His supporters formed the Bhum Jai Thai Party that grabbed important ministerial posts under Abhisit and milked them for political, personal and financial gain. Newin’s blue shirts also played a significant role in instigating the initial violence that led to the red shirt’s Songkhran uprising. Newin also pioneered the contemporary mobilization of ultra-royalists through fostering a campaign that painted the crown as under threat.

Newin, whose 5-year political ban is coming to an end in May, has been concentrating his recent efforts on consolidating his control in his home province of Buriram after cracks appeared in the 2011 election. His promotion of football has been a big part of this effort.

Like many old-style and wealthy provincial politicians Newin has a thuggish nak leng/gangster chao phor character.
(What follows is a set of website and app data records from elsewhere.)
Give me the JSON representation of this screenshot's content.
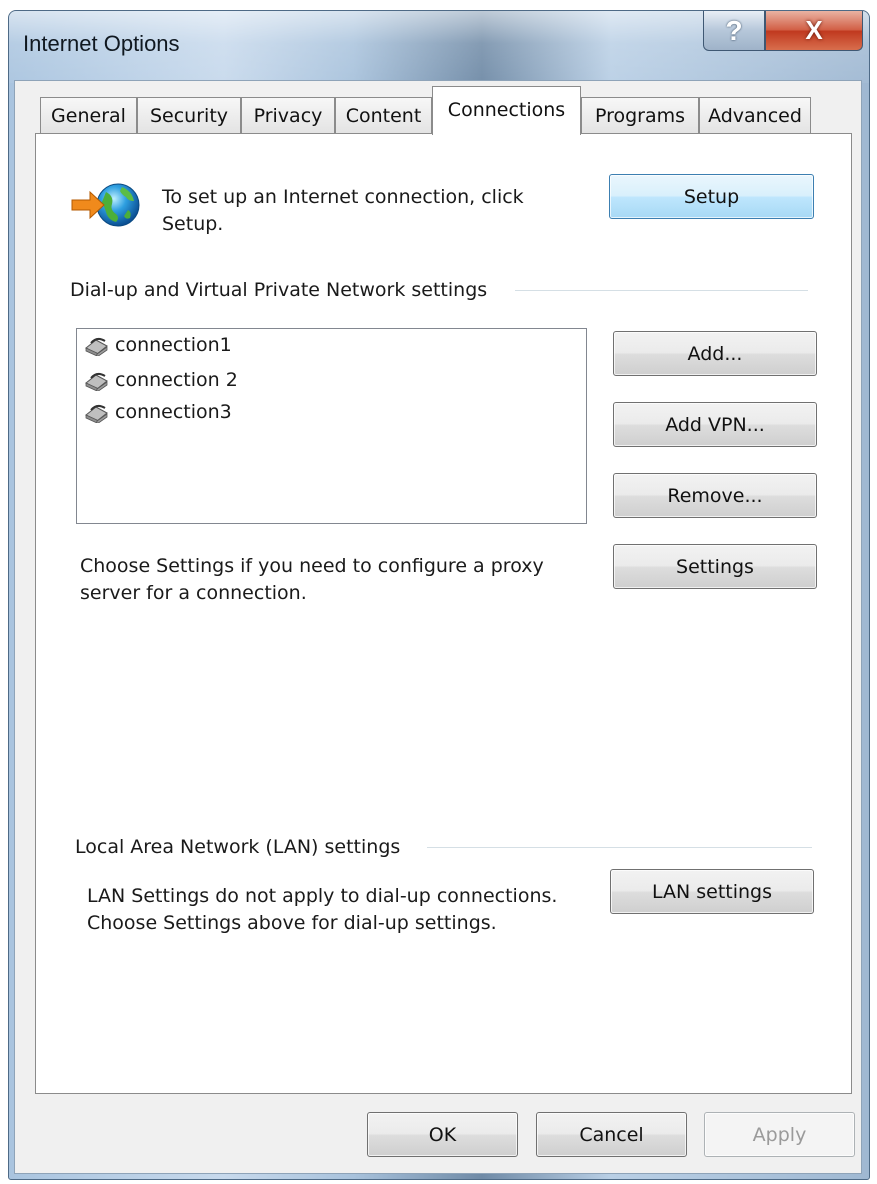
{
  "window": {
    "title": "Internet Options",
    "help_glyph": "?",
    "close_glyph": "X"
  },
  "tabs": [
    {
      "label": "General"
    },
    {
      "label": "Security"
    },
    {
      "label": "Privacy"
    },
    {
      "label": "Content"
    },
    {
      "label": "Connections",
      "active": true
    },
    {
      "label": "Programs"
    },
    {
      "label": "Advanced"
    }
  ],
  "setup": {
    "text": "To set up an Internet connection, click Setup.",
    "button": "Setup"
  },
  "dialup": {
    "group_label": "Dial-up and Virtual Private Network settings",
    "connections": [
      "connection1",
      "connection 2",
      "connection3"
    ],
    "add_button": "Add...",
    "add_vpn_button": "Add VPN...",
    "remove_button": "Remove...",
    "settings_button": "Settings",
    "proxy_text": "Choose Settings if you need to configure a proxy server for a connection."
  },
  "lan": {
    "group_label": "Local Area Network (LAN) settings",
    "text": "LAN Settings do not apply to dial-up connections. Choose Settings above for dial-up settings.",
    "button": "LAN settings"
  },
  "footer": {
    "ok": "OK",
    "cancel": "Cancel",
    "apply": "Apply"
  }
}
Often arrogant, men of this ilk often do things that raise eyebrows and draw criticism.

Now to Newin’s latest “coup.” The WSJ claims that he “plans to import a team of Japanese adult video [porn] stars to liven up the Thai New Year celebrations in his hometown of Buriram.” He appears to believe that “having stars from Japan’s pornography industry dance and sing at Buriram’s celebrations” would be good for tourism.

Newin told “local television this week, … [that] the Japanese performers would not be any naughtier than local dancers…”. Newin said that celebrations of Songkhran were already raunchy in Thailand, so why not add the foreign porn stars. We doubt Newin will be getting naked in public.

It is one of those “huh?/”really?” stories from provincial Thailand that brings a chuckle but incredulity as well. As the report points out, it isn’t “clear why Mr. Newin is stirring up what he surely knows to be a hornet’s nest. He couldn’t immediately be reached for further comment.” The WSJ speculates on tourism and politics and embarrassing Prime Minister Yingluck Shinawatra while she is in Japan, as well as simply getting attention.

The WSJ reckons this plan will cause Newin political damage. Somehow we doubt it. Newin wants crowds, and this wacky idea will do that for him.

Update: An eagle-eyed reader has pointed out that we missed an important connection for Newin, and not nearly so wacky as the Japanese porno link. This most serious link was reported a few days ago in Prachatai, referring to one of the thuggish twins Supot and Supat Silarat who were kind of jailed for bashing Nitirat activist Worachet Pakeerut.

Matichon reported on 6 March that, according to Somsak Puapan, Thanyaburi District Chief, in Nov 2010 Suphot registered a semi-automatic .45 pistol, which was distributed in a government officials’ welfare programme, using an identification card as a volunteer ranger attached to Ranger Taskforce 26 in Buriram province, issued by a colonel in May 2008 which expired in May 2010.

Suphat also used a similar identification card to register two semi-automatic 9mm pistols, a Beretta and an NZU 707 Glock, the latter distributed to officials of the Department of Provincial Administration.

Readers may recall that Newin has long mobilized “volunteer rangers” and some of these were said by some to be the core of the blue shirts. The idea that the twins could be Newin’s hired or “volunteer” thugs is highly likely.